**** ENTRIES SUPPLIED ****

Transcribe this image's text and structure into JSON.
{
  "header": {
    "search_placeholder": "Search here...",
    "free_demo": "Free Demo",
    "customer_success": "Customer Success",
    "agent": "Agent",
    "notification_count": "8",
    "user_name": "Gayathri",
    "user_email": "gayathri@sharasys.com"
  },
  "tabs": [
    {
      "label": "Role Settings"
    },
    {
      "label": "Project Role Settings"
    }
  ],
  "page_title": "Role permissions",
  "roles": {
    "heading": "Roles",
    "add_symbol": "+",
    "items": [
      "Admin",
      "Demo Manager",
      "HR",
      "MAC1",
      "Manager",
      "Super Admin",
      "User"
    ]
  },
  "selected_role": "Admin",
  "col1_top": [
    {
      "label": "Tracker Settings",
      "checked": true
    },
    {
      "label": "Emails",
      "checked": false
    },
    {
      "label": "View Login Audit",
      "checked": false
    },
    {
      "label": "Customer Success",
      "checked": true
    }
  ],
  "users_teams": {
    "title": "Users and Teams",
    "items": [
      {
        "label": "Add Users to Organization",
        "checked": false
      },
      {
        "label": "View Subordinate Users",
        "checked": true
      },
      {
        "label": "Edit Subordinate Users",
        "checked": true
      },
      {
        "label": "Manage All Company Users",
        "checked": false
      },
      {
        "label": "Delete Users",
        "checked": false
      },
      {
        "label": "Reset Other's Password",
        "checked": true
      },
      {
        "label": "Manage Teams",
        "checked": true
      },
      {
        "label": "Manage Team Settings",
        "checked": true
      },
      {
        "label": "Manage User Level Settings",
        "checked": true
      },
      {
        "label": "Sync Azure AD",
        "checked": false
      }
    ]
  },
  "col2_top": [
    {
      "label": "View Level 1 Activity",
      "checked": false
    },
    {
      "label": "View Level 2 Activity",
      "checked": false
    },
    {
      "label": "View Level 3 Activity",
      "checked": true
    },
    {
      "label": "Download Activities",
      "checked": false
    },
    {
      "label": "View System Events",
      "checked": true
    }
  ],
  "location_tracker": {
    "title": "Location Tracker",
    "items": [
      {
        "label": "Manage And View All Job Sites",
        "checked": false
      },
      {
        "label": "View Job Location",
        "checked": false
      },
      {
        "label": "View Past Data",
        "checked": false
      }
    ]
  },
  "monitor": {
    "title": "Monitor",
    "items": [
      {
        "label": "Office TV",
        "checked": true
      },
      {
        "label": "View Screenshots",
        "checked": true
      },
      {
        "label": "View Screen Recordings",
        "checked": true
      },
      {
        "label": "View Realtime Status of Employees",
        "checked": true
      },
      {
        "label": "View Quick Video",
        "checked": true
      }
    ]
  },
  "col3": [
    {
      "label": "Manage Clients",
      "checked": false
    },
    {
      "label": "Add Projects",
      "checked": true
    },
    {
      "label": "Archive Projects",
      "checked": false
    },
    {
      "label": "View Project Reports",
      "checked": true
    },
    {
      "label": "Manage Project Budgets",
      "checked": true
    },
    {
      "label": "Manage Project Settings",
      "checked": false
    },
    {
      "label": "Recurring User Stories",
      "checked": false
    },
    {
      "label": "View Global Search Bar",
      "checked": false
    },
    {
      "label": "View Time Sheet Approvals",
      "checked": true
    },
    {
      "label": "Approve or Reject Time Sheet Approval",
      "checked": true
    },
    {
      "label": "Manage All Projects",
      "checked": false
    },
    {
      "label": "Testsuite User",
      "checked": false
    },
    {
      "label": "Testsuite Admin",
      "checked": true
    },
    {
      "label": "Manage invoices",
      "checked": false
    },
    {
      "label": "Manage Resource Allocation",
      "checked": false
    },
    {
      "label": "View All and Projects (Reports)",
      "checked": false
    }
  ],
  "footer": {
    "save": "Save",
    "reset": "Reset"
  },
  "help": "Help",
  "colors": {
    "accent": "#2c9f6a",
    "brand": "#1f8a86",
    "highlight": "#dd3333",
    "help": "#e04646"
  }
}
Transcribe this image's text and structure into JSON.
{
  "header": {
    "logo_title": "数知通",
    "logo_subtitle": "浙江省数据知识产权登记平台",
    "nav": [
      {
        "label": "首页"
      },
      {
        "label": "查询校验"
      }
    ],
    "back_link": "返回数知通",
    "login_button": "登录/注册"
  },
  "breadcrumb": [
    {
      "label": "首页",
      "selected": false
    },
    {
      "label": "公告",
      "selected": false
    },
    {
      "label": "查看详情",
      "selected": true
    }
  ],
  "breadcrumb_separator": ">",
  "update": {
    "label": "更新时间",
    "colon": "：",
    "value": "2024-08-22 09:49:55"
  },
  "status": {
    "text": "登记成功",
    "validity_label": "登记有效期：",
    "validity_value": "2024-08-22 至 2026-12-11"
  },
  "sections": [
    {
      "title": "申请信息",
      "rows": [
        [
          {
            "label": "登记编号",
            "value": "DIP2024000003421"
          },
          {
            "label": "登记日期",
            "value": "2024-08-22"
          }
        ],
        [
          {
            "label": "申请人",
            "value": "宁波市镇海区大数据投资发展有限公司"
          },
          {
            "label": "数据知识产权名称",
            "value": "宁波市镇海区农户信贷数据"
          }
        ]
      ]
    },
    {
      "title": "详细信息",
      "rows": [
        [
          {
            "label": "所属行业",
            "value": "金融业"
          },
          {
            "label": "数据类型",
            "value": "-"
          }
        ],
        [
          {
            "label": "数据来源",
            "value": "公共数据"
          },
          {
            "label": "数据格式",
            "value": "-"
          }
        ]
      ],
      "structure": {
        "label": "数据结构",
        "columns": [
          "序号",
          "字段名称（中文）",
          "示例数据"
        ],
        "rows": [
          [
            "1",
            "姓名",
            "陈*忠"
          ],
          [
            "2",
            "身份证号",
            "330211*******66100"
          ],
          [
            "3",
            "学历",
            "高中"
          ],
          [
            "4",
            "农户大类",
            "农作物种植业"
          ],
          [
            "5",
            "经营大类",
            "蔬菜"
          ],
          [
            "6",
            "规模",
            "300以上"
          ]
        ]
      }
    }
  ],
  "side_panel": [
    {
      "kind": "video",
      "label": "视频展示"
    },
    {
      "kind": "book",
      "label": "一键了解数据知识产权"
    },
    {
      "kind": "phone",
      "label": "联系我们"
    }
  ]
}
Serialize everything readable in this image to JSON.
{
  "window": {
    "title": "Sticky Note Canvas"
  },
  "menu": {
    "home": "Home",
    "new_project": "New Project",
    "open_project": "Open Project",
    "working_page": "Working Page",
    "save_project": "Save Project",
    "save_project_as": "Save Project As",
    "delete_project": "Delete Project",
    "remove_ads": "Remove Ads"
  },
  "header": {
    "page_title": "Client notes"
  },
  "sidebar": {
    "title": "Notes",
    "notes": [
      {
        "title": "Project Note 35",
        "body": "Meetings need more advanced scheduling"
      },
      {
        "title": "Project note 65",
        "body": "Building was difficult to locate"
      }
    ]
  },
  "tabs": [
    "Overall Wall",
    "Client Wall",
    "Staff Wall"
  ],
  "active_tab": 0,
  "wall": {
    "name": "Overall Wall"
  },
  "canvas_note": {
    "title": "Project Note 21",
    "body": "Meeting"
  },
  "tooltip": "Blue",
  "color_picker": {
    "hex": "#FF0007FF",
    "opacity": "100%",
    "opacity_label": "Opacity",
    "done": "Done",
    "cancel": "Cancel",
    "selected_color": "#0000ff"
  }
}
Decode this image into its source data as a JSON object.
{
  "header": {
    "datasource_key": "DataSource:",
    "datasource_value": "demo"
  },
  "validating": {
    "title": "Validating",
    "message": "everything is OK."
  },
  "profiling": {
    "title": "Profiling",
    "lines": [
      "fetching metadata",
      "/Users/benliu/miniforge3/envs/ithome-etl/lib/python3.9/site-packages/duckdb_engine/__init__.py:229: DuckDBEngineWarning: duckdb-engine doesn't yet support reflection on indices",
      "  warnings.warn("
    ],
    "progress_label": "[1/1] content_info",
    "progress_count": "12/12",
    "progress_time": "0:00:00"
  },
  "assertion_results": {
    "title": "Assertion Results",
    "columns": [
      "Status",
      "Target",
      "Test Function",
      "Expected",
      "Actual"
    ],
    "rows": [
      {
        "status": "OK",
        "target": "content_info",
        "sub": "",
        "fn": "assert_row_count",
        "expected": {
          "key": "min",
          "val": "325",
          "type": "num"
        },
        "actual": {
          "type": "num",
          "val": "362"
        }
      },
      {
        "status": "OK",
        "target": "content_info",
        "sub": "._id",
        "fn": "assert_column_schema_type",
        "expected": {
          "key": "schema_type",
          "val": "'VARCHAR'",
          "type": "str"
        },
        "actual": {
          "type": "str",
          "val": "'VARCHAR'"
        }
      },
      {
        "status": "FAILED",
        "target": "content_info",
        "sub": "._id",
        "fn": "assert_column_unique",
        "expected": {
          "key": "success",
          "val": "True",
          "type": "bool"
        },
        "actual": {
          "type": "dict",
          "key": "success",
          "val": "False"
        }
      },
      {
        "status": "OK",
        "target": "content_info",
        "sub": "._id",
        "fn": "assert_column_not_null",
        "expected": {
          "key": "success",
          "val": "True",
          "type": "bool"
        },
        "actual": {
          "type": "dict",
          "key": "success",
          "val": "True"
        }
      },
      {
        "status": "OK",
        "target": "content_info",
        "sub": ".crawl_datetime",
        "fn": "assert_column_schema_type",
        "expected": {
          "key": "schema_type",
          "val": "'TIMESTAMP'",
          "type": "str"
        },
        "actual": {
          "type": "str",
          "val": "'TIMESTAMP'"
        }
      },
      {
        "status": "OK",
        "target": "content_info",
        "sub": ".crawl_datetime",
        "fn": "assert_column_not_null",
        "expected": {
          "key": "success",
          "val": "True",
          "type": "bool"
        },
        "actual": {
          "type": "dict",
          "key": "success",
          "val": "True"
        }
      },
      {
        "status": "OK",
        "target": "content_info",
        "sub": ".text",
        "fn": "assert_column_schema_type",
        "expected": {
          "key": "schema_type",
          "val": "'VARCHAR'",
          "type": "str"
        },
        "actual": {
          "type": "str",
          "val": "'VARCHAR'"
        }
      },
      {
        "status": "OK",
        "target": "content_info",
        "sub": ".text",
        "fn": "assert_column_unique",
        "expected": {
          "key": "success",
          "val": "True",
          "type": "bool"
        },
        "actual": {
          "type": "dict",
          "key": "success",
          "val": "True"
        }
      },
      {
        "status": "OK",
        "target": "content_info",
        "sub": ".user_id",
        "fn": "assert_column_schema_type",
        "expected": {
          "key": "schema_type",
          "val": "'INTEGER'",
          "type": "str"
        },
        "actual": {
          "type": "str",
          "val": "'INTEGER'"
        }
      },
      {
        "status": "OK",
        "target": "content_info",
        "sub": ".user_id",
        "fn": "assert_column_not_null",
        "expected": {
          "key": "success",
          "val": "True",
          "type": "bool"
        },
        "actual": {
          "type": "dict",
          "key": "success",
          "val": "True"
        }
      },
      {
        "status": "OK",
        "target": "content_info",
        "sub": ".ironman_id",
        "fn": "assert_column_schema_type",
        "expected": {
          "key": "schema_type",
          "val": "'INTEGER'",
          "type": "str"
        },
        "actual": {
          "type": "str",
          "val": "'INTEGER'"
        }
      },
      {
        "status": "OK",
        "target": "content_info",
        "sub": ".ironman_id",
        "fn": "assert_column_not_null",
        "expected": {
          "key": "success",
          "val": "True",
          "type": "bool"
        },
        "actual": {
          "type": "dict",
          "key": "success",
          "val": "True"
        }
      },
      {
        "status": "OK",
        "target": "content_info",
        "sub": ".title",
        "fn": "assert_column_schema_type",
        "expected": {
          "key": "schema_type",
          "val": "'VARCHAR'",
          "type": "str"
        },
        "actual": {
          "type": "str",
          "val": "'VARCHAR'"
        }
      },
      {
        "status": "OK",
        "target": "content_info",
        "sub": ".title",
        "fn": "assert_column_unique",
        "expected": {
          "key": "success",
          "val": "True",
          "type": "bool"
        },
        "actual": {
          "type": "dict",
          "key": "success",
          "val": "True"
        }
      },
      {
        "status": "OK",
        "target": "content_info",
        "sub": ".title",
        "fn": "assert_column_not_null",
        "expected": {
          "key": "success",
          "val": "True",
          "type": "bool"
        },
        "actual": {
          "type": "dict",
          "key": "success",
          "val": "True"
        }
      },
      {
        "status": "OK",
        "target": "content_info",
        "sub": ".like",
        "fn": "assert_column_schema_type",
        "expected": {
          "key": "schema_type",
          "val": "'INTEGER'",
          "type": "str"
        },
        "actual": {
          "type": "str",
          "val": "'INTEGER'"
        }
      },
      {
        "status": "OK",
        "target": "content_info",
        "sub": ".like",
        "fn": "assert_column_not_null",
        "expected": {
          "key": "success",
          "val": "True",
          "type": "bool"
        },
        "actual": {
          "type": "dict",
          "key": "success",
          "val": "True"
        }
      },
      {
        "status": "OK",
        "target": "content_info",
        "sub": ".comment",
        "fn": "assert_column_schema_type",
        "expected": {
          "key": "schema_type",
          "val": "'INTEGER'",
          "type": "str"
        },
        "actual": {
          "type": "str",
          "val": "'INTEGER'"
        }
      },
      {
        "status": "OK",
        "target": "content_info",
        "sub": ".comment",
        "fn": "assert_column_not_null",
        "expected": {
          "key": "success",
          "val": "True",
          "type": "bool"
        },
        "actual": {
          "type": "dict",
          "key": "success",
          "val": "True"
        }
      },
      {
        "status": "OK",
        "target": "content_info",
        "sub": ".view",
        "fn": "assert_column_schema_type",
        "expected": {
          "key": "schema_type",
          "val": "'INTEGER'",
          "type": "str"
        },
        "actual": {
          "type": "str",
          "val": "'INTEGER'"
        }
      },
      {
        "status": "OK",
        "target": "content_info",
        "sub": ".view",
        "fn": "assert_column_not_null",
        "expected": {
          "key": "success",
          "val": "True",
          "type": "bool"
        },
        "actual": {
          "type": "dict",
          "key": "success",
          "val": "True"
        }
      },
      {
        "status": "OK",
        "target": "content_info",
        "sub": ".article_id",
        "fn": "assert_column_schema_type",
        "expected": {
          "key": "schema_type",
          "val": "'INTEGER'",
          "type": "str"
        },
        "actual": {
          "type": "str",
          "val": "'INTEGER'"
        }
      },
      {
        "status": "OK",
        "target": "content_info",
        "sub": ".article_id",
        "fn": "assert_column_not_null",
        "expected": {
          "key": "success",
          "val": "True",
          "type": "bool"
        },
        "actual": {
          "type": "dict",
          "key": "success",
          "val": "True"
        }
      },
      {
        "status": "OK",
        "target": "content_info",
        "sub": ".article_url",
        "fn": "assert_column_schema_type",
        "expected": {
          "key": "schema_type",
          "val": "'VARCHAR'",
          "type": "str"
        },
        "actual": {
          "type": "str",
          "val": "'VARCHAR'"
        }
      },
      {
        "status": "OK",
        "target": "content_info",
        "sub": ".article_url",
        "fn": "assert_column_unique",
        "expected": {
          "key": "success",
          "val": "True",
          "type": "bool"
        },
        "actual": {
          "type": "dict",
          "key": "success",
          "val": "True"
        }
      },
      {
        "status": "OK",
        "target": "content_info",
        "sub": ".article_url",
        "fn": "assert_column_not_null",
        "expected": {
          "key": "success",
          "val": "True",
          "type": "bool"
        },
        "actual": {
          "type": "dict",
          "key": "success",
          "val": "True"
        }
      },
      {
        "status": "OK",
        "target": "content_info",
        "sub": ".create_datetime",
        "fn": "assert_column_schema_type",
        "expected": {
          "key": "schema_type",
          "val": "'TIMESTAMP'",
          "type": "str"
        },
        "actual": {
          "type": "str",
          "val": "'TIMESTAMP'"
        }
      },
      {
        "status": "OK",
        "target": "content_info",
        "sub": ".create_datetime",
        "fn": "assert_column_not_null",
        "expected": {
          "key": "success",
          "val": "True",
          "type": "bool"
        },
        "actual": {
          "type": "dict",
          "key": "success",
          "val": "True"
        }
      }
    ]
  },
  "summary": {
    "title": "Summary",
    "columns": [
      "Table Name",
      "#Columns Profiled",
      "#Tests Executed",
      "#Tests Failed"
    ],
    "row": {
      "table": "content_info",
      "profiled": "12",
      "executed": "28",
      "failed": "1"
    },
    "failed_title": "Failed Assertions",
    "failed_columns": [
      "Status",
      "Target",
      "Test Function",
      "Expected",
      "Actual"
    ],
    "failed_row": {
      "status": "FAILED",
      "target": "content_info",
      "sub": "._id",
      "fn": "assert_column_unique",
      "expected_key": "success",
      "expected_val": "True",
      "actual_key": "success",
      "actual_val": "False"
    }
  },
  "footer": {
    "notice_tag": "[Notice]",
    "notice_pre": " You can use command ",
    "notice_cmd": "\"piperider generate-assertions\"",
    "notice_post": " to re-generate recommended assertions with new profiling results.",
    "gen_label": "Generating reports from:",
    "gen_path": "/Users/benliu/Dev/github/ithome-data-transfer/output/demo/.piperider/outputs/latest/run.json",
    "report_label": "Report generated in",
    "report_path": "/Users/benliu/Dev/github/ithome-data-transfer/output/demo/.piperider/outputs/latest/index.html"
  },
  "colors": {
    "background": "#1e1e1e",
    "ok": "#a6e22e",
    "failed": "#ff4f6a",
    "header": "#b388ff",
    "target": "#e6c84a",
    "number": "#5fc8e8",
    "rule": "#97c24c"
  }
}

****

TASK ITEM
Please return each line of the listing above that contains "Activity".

SOLUTION TO THE PROBLEM
      "label": "View Level 1 Activity",
      "label": "View Level 2 Activity",
      "label": "View Level 3 Activity",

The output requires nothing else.